Three Things to Look for in Structural Scanning

By: Len Lafond

When done competently, structural scanning can help customers save time and expense. But if the ground penetrating radar process is incomplete, potential hazards and interferences in the slab can damage the infrastructure, cause worker injury, and have significant liability implications.

Unfortunately, not all ground penetrating radar services are equal in value. Before you dive in and start core drilling, cutting, or sawing concrete, it’s important to ensure that your structural scanning provider follows three key processes to get the job done right – the first time.

  1. Thorough visual examination of the site. A highly-trained technician should go into electrical rooms, fire arm control rooms, telecommunications closets, etc. to see what is going into the slab or what needs to go into the slab. This gives the technician a better understanding of the elements that could cause potential hazards or interference prior to drilling, cutting, or sawing.
  2. scanningUse of high frequency impulse radar. All too often, ground penetrating radar providers go straight to this step and completely omit steps #1 and #3. A minimally-trained technician will use high and low frequency impulse radar and digital imaging software to try and locate embedded objects in concrete slabs or soil. If radar scanning is the only step taken, it’s highly likely that objects will be overlooked or misinterpreted.In addition to conducting a thorough visual examination and using conventional utility locating equipment, it’s imperative that the structural scanning technician receive comprehensive training from the manufacturer’s factory representatives, as well as in-house training from experienced technicians in three key areas: core drilling, radar scanning, and utility locating.It’s also important to consider the equipment that the ground penetrating radar service provider uses. High frequency antennas using advanced technology will provide better resolution, allowing the technician to see things more clearly. Lower frequency antennas have also evolved, making it possible to look deeper into soil to locate buried utilities outside of buildings.Advanced digital imaging software also enables technicians to assemble a fully-interpreted map and report of the structure under review so customers conducting an engineering study or a permanent record can have more comprehensive, detailed information.
  1. scanning 2Use of conventional utility locating equipment. After the visual examination and ground penetrating radar scan is complete, an essential next step is to confirm the results and sorting out the signals. By using special equipment, such as electromagnetic flux detectors, magnetometers, etc., the technician can better interpret the signals and determine whether they are originating from electrical conduit pipes, reinforcing components (tension cables, etc.), or something else.

Proper scanning processes can also help customers prevent serious calamity during construction—and even after construction is complete.
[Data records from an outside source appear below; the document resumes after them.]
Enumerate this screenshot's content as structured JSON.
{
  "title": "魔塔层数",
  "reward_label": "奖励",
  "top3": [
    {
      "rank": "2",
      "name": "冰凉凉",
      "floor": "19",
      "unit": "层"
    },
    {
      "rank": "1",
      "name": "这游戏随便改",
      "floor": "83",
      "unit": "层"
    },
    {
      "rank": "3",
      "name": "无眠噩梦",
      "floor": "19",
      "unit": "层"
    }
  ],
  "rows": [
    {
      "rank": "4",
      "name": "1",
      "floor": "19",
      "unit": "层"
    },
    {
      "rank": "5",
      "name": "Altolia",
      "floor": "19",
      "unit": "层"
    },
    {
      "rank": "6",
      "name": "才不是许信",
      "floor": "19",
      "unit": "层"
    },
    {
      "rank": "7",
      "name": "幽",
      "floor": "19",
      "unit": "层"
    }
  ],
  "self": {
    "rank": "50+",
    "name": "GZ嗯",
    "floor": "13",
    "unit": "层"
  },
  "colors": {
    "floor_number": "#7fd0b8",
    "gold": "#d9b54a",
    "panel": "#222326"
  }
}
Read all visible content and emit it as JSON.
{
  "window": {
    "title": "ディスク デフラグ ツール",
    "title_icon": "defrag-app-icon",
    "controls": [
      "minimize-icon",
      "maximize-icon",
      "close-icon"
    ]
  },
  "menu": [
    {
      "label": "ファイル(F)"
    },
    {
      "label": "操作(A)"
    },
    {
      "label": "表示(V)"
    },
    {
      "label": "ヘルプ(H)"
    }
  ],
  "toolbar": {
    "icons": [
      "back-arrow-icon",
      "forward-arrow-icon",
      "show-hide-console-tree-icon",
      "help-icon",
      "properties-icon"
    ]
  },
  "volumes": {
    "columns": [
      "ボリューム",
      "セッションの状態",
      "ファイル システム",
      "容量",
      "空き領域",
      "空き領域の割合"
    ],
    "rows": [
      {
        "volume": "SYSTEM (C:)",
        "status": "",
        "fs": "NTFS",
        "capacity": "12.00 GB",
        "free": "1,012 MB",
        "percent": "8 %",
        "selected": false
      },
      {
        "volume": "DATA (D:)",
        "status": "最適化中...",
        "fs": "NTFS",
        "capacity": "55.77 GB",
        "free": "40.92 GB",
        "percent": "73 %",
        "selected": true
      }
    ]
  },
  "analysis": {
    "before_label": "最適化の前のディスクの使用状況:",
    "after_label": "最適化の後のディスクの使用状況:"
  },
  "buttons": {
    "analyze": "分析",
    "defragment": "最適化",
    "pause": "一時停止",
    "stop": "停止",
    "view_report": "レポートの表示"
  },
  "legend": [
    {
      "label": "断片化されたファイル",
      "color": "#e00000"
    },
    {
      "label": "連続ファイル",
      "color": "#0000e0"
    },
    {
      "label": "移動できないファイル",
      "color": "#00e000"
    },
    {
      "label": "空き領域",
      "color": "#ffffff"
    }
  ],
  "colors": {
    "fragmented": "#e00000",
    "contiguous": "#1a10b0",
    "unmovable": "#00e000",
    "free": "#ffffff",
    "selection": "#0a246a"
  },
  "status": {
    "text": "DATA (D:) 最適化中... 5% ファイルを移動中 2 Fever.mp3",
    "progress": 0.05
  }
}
For example, when our Grafscan team was brought in to assess the concrete slab that was meant to support a new second floor of a hospital in Canada, our three-step process revealed that the slab way too thin to do so. Had this not been detected, an entire second floor would have been built on a weak concrete foundation and would have likely collapsed during construction or sometime down the road. Fortunately, because highly-trained Grafscan professionals approached the scanning process step-by-step, the issue was detected early, and people’s health and life was protected.

So always remember, before you drill, saw, or cut, be sure you look, scan, and confirm.